Some of the most recognized artists’ books and photobooks dealing with concrete geographical regions or countries were not made by an artist from that place. Rather, we often see a story projected on a place from an outside point of view, and many times, explicitly for the eyes of a foreign public. This leads to uneven power-relations between the viewer (communicated by the authors) and those depicted, the individual photographic subjects and the people represent [e.g., Leni Riefenstahl’s (in)famous book on the Nuba, or, George Rodgers’ less controversial, recently republished book on the same subject(s)].
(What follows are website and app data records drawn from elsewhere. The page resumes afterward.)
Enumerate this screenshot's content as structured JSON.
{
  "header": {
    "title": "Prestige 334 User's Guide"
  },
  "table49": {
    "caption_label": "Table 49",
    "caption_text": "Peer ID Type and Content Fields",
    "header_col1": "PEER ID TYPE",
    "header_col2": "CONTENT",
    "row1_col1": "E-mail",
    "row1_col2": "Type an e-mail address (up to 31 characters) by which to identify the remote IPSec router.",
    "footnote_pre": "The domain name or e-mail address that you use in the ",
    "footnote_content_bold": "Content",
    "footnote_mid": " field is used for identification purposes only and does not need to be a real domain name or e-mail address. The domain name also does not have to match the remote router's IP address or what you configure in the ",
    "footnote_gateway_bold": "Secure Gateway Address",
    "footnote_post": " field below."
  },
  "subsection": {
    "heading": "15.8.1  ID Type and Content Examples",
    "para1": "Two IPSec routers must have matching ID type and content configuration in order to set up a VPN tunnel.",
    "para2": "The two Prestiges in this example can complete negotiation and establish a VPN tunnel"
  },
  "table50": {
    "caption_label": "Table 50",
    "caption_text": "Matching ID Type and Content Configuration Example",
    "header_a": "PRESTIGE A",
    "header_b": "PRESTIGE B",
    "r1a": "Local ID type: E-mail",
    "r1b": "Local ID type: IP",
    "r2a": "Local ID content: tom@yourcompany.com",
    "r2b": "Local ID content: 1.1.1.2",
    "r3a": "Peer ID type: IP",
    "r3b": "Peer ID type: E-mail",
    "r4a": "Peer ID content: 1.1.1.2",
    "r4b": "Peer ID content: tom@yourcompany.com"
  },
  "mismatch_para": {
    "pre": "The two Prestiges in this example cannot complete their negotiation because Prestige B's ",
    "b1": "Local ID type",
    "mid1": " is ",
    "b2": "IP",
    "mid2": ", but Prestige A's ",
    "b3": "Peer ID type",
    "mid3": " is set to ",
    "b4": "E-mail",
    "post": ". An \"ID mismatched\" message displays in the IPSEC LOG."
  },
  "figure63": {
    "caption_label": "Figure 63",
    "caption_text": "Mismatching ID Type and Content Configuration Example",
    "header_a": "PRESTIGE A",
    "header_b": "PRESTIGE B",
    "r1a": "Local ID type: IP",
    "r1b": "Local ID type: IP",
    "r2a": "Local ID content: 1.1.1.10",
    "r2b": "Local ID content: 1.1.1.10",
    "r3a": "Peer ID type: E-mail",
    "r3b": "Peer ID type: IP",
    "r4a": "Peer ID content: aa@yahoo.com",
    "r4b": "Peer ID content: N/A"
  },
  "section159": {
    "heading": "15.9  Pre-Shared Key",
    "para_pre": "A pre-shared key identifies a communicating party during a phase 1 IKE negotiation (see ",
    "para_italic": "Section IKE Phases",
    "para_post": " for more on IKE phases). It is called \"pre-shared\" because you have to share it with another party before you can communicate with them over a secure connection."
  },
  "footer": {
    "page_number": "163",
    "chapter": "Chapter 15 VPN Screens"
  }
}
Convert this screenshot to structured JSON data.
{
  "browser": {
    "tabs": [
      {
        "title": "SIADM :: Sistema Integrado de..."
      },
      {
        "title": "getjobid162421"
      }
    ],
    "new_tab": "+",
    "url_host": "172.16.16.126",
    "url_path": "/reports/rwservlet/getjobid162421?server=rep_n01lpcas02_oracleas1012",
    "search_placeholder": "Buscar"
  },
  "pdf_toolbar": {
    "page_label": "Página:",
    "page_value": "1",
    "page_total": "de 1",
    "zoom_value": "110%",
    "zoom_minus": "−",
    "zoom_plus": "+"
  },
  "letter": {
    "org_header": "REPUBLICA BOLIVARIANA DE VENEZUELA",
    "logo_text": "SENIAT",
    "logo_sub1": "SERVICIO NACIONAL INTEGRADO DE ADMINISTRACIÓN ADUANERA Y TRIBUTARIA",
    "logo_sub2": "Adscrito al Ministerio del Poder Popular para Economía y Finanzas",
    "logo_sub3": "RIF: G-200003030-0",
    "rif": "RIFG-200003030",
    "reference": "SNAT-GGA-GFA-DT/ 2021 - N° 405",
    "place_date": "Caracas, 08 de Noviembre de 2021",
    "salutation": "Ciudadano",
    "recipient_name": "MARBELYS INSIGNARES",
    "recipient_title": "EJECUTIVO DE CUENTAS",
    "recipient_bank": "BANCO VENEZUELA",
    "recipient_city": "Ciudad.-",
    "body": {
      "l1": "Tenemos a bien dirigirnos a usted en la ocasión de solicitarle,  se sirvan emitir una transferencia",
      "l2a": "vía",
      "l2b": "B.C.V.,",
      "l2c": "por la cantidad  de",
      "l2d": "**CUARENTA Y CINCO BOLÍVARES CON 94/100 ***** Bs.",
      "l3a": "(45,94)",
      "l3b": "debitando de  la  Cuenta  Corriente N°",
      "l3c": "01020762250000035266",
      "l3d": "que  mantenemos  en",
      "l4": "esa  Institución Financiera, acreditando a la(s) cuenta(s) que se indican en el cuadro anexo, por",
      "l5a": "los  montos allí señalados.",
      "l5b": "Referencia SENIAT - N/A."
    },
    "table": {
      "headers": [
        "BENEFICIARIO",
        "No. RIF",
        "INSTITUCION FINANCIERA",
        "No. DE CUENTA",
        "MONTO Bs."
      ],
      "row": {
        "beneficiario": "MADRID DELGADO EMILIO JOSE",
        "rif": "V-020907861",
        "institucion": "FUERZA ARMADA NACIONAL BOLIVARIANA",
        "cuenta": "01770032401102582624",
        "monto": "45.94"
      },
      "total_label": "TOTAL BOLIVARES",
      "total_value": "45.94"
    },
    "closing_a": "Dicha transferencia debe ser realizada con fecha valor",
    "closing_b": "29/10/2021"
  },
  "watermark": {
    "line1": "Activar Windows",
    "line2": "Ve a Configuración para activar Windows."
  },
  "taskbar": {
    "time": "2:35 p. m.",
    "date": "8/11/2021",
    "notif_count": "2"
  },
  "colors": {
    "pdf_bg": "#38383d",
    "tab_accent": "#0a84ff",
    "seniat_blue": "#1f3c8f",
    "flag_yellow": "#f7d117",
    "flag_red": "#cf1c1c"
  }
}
This round table, with an introductory talk, will analyze the problematic relationship epitomized in such books. It will explore the breadth of these photobooks depicting countries including India, Cuba, or Nigeria, prioritizing photobooks made with artistic intent (as opposed to photographic travel books). We will question where these books were published, for what audiences, purpose or context, and how our perspectives have changed now. For example, how do books on Cuba differ, in terms of themes, points of views, dignification (or the opposite) to books published in Cuba? Secondly, it emphasizes how the form of the photobook distinguishes these projects from more general discussions of the Othered gaze in photography. While standalone images may be reinterpreted over time, photobooks are self-contained and self-historicising through their design and production. Images are materially bound to the words and attitudes embodied within the book at the point of its publication, which can then be transported all over the world, making them powerful tools for cultural communication, and miscommunication.
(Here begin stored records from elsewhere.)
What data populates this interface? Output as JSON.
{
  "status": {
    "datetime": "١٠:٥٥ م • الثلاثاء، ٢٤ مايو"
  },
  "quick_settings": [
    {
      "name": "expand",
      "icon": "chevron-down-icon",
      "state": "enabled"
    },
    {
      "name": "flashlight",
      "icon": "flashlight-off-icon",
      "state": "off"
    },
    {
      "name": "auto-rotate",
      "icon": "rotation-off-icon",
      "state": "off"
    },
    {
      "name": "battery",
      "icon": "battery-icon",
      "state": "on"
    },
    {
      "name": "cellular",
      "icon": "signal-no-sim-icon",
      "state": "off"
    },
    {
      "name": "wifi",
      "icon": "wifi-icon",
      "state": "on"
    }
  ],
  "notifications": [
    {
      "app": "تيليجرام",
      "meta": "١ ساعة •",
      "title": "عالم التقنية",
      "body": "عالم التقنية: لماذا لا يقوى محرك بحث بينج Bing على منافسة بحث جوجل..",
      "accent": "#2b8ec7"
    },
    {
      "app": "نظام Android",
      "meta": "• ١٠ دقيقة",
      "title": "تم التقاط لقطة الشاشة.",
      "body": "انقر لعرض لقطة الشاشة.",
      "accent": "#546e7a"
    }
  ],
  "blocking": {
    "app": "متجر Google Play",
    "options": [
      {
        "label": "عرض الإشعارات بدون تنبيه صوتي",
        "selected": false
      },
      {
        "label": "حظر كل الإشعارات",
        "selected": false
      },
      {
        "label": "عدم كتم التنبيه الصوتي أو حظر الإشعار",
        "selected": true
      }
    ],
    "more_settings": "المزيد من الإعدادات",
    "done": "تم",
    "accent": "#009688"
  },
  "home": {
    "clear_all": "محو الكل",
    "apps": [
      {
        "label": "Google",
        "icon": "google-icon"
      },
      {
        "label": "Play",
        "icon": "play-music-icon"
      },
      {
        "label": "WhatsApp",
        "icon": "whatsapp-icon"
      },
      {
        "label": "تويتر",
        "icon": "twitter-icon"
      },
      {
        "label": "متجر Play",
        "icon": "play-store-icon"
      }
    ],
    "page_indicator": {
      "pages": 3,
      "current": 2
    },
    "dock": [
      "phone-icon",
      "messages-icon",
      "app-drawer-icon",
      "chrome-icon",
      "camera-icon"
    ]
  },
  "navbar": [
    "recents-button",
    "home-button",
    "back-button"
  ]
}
Founded in 2008, CABC has been a long time programing partner of Printed Matter’s Art Book Fairs. This year CABC will be presented as part of Printed Matter’s Virtual Art Book Fair.